Not joining the council also means that he can continue to mentor Obi-Wan, and their bond is proved stronger because of it. Obi-Wan might not share his master's beliefs, but he respects them. Qui-Gon all but dismisses the dogmatic "religion" of the Jedi by book's end, and has decided to embark on the spiritual path. The council may think him a zealot, but he's far wiser than they are. He sees things much clearer. He very much reminds me of Luke Skywalker in Star Wars: The Last Jedi. The Jedi either have to adapt, or die. The force does not belong to them. Qui-Gon no longer needs a book of rules to tell him what his next right action is.
Any daydreams that I ever had about being a Jedi were pretty much put to rest by this book — I'm no longer interested, at least in terms of the "prime" Jedi of the prequel era. (For what it's worth, they aren't calling.) We get incredible descriptions of the Temple and the variety of things that are offered there, and yeah, lightsabers and force powers are amazing. Still, a life of nothing but blindly following the rules? Keeping everything in all the time, no matter how much it wants to be set bursting forth? Following ancient laws that in no way fit the moment right in front of you? No sir. It's no wonder that Anakin chafed under the leash. I would have too, and I didn't meet Natalie Portman in a junk shop when I was nine.
There is what we think a Jedi life is, and then there's what it actually entails. There's the ideal, the legend... and then there's reality. This is a theme that runs through many storylines in the book, continually telling you that you can have all the high-minded ideals you want — you're still going to have to deal with the world as it is. Qui-Gon Jinn is a Jedi who lives in the moment, and that's probably why he's always been one of my favorites. This book really cements why that is in a most wonderful way.

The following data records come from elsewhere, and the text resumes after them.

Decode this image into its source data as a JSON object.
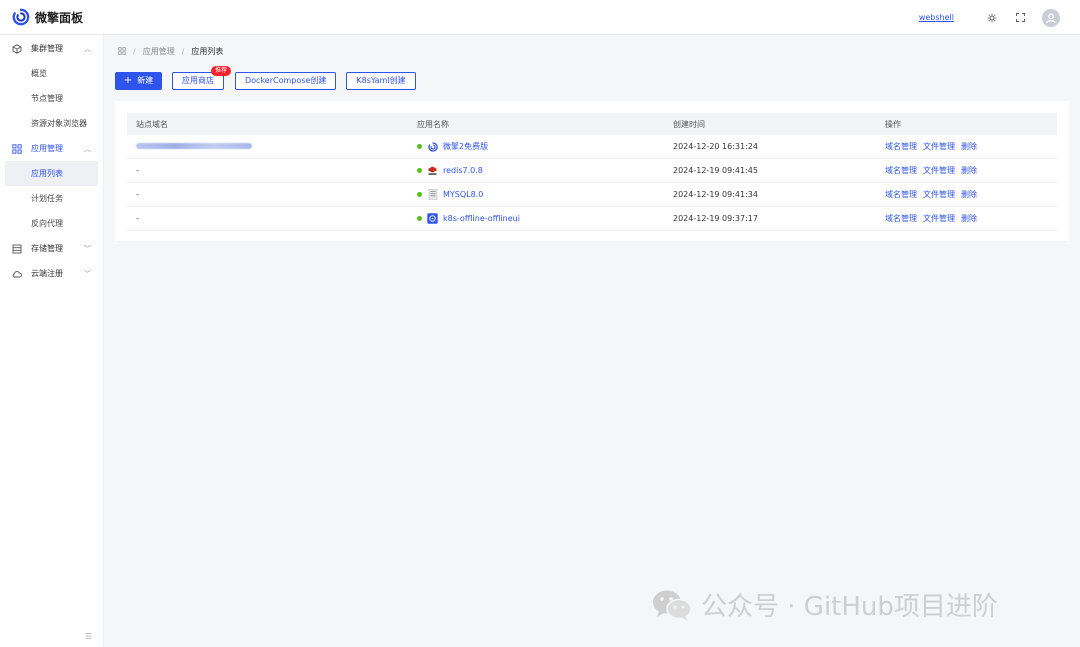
{
  "header": {
    "app_name": "微擎面板",
    "webshell_label": "webshell",
    "theme_icon": "sun-icon",
    "fullscreen_icon": "fullscreen-icon",
    "avatar_icon": "user-avatar-icon"
  },
  "sidebar": {
    "groups": [
      {
        "label": "集群管理",
        "icon": "cube-icon",
        "expanded": true,
        "items": [
          "概览",
          "节点管理",
          "资源对象浏览器"
        ]
      },
      {
        "label": "应用管理",
        "icon": "grid-icon",
        "expanded": true,
        "items": [
          "应用列表",
          "计划任务",
          "反向代理"
        ]
      },
      {
        "label": "存储管理",
        "icon": "storage-icon",
        "expanded": false,
        "items": []
      },
      {
        "label": "云端注册",
        "icon": "cloud-icon",
        "expanded": false,
        "items": []
      }
    ],
    "collapse_icon": "collapse-icon"
  },
  "breadcrumb": {
    "home_icon": "grid-icon",
    "items": [
      "应用管理",
      "应用列表"
    ]
  },
  "toolbar": {
    "new_label": "新建",
    "store_label": "应用商店",
    "store_badge": "推荐",
    "compose_label": "DockerCompose创建",
    "k8s_label": "K8sYaml创建"
  },
  "table": {
    "headers": [
      "站点域名",
      "应用名称",
      "创建时间",
      "操作"
    ],
    "rows": [
      {
        "domain": "",
        "domain_blurred": true,
        "app_name": "微擎2免费版",
        "icon": "w7-icon",
        "status": "running",
        "created": "2024-12-20 16:31:24"
      },
      {
        "domain": "-",
        "domain_blurred": false,
        "app_name": "redis7.0.8",
        "icon": "redis-icon",
        "status": "running",
        "created": "2024-12-19 09:41:45"
      },
      {
        "domain": "-",
        "domain_blurred": false,
        "app_name": "MYSQL8.0",
        "icon": "mysql-icon",
        "status": "running",
        "created": "2024-12-19 09:41:34"
      },
      {
        "domain": "-",
        "domain_blurred": false,
        "app_name": "k8s-offline-offlineui",
        "icon": "k8s-icon",
        "status": "running",
        "created": "2024-12-19 09:37:17"
      }
    ],
    "actions": [
      "域名管理",
      "文件管理",
      "删除"
    ]
  },
  "watermark": {
    "text": "公众号 · GitHub项目进阶",
    "icon": "wechat-icon"
  },
  "colors": {
    "primary": "#2f54eb",
    "badge": "#f5222d",
    "status_running": "#52c41a"
  }
}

Master Jinn may not care for the rules when the book begins, but by the end, he's ready to sacrifice all of them if he thinks it necessary. He has become the wandering wizard with a penchant for finding a use for every "pathetic lifeform" that stumbles across his path, and as he says to Obi-Wan in The Phantom Menace, he will do what he must.
If you want to truly get inside the mind of a Jedi (both code-abiding and not), then few Star Wars stories do it better than this one. I don't think that I could ever live a life with such rigorous and outdated rules as the Jedi have in this book, and this is all in so-called peacetime. This was the book that made me finally say, like Ahsoka Tano before me, "I am no Jedi."
Star Wars: Master & Apprentice is on shelves today.